Pictures are not part of the copy; reproduce the remaining data exactly.

Data extracted from a collection:

☆ ☆ ☆

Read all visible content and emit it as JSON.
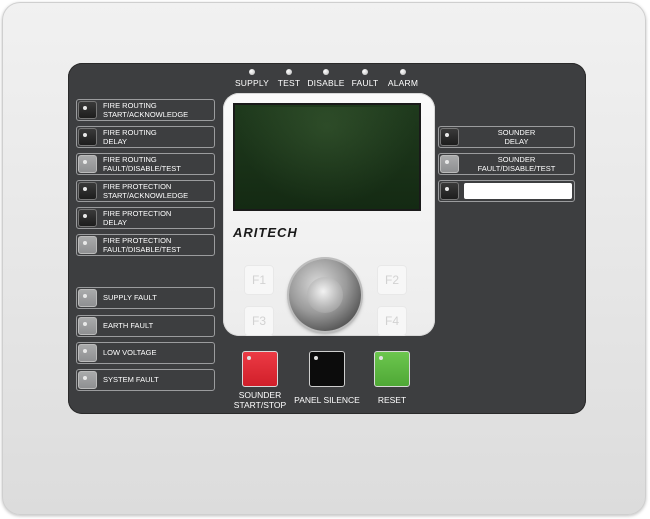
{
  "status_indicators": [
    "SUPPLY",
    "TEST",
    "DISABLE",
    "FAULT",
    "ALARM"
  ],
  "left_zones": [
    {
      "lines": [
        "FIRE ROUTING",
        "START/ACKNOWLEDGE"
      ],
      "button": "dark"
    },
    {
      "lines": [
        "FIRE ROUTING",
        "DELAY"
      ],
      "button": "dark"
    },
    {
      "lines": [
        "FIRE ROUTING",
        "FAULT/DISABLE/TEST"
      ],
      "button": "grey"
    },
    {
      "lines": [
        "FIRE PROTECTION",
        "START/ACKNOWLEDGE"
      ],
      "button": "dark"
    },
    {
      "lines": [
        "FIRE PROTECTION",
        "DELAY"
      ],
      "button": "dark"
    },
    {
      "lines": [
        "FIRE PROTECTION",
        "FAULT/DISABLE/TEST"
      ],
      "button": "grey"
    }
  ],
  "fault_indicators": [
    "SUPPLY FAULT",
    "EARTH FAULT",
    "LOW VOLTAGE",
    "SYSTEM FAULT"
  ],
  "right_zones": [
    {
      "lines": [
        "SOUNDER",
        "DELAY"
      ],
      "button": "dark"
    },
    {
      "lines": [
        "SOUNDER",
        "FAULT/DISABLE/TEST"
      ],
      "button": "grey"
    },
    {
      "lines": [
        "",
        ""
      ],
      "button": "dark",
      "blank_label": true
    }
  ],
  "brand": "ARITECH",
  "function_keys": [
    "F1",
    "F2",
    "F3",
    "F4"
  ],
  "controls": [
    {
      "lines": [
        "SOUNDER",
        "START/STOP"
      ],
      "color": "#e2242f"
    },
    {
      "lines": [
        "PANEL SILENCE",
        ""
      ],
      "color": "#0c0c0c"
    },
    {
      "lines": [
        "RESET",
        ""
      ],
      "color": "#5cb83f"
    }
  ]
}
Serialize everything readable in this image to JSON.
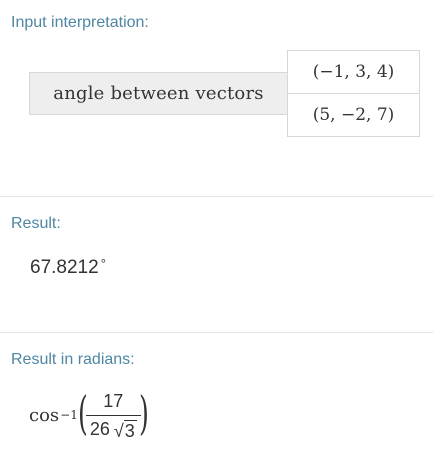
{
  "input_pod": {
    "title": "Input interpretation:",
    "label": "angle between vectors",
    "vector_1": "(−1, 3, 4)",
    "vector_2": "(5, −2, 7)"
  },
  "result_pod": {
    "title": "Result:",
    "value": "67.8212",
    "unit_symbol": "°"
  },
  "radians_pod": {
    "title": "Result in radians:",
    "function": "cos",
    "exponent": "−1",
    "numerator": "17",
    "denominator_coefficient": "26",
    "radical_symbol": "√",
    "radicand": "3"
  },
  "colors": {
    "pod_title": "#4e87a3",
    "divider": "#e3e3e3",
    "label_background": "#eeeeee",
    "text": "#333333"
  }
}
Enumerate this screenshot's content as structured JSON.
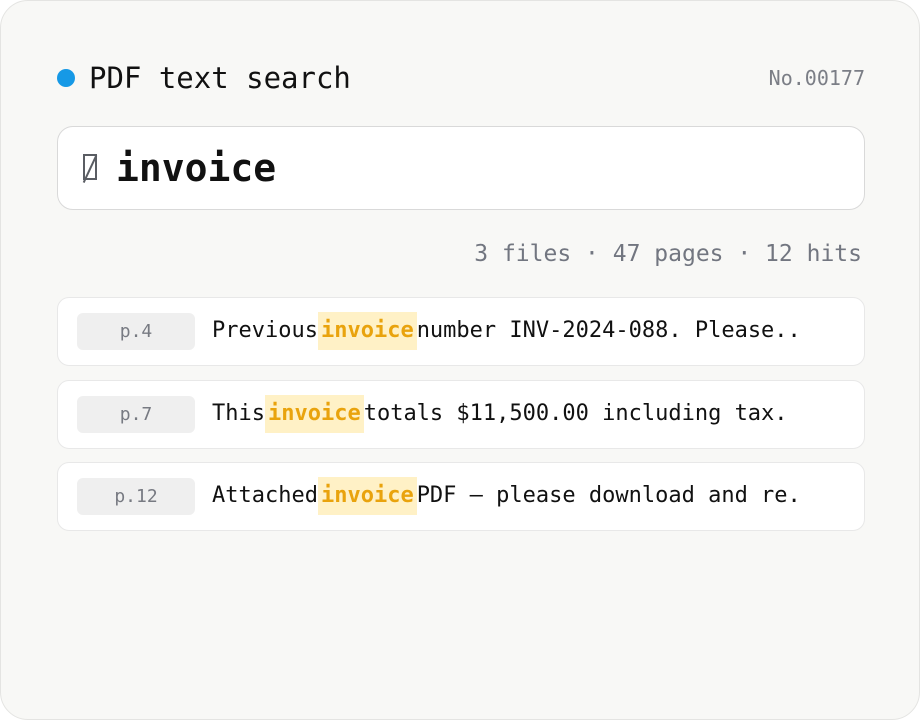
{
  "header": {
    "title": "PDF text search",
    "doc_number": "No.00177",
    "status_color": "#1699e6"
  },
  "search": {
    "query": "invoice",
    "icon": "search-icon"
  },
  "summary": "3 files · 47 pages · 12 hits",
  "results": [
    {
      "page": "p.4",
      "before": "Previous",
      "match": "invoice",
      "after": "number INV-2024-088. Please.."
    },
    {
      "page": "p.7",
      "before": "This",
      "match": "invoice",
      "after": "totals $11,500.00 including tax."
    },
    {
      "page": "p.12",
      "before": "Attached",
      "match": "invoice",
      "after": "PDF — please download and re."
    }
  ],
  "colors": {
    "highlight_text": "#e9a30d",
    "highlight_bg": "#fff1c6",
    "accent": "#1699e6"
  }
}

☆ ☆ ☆

■ Task result
Read all visible content and emit it as JSON.
{
  "status_indicators": [
    "SUPPLY",
    "TEST",
    "DISABLE",
    "FAULT",
    "ALARM"
  ],
  "left_zones": [
    {
      "lines": [
        "FIRE ROUTING",
        "START/ACKNOWLEDGE"
      ],
      "button": "dark"
    },
    {
      "lines": [
        "FIRE ROUTING",
        "DELAY"
      ],
      "button": "dark"
    },
    {
      "lines": [
        "FIRE ROUTING",
        "FAULT/DISABLE/TEST"
      ],
      "button": "grey"
    },
    {
      "lines": [
        "FIRE PROTECTION",
        "START/ACKNOWLEDGE"
      ],
      "button": "dark"
    },
    {
      "lines": [
        "FIRE PROTECTION",
        "DELAY"
      ],
      "button": "dark"
    },
    {
      "lines": [
        "FIRE PROTECTION",
        "FAULT/DISABLE/TEST"
      ],
      "button": "grey"
    }
  ],
  "fault_indicators": [
    "SUPPLY FAULT",
    "EARTH FAULT",
    "LOW VOLTAGE",
    "SYSTEM FAULT"
  ],
  "right_zones": [
    {
      "lines": [
        "SOUNDER",
        "DELAY"
      ],
      "button": "dark"
    },
    {
      "lines": [
        "SOUNDER",
        "FAULT/DISABLE/TEST"
      ],
      "button": "grey"
    },
    {
      "lines": [
        "",
        ""
      ],
      "button": "dark",
      "blank_label": true
    }
  ],
  "brand": "ARITECH",
  "function_keys": [
    "F1",
    "F2",
    "F3",
    "F4"
  ],
  "controls": [
    {
      "lines": [
        "SOUNDER",
        "START/STOP"
      ],
      "color": "#e2242f"
    },
    {
      "lines": [
        "PANEL SILENCE",
        ""
      ],
      "color": "#0c0c0c"
    },
    {
      "lines": [
        "RESET",
        ""
      ],
      "color": "#5cb83f"
    }
  ]
}
Serialize everything readable in this image to JSON.
{
  "input_pod": {
    "title": "Input interpretation:",
    "label": "angle between vectors",
    "vector_1": "(−1, 3, 4)",
    "vector_2": "(5, −2, 7)"
  },
  "result_pod": {
    "title": "Result:",
    "value": "67.8212",
    "unit_symbol": "°"
  },
  "radians_pod": {
    "title": "Result in radians:",
    "function": "cos",
    "exponent": "−1",
    "numerator": "17",
    "denominator_coefficient": "26",
    "radical_symbol": "√",
    "radicand": "3"
  },
  "colors": {
    "pod_title": "#4e87a3",
    "divider": "#e3e3e3",
    "label_background": "#eeeeee",
    "text": "#333333"
  }
}
Enumerate this screenshot's content as structured JSON.
{
  "header": {
    "title": "PDF text search",
    "doc_number": "No.00177",
    "status_color": "#1699e6"
  },
  "search": {
    "query": "invoice",
    "icon": "search-icon"
  },
  "summary": "3 files · 47 pages · 12 hits",
  "results": [
    {
      "page": "p.4",
      "before": "Previous",
      "match": "invoice",
      "after": "number INV-2024-088. Please.."
    },
    {
      "page": "p.7",
      "before": "This",
      "match": "invoice",
      "after": "totals $11,500.00 including tax."
    },
    {
      "page": "p.12",
      "before": "Attached",
      "match": "invoice",
      "after": "PDF — please download and re."
    }
  ],
  "colors": {
    "highlight_text": "#e9a30d",
    "highlight_bg": "#fff1c6",
    "accent": "#1699e6"
  }
}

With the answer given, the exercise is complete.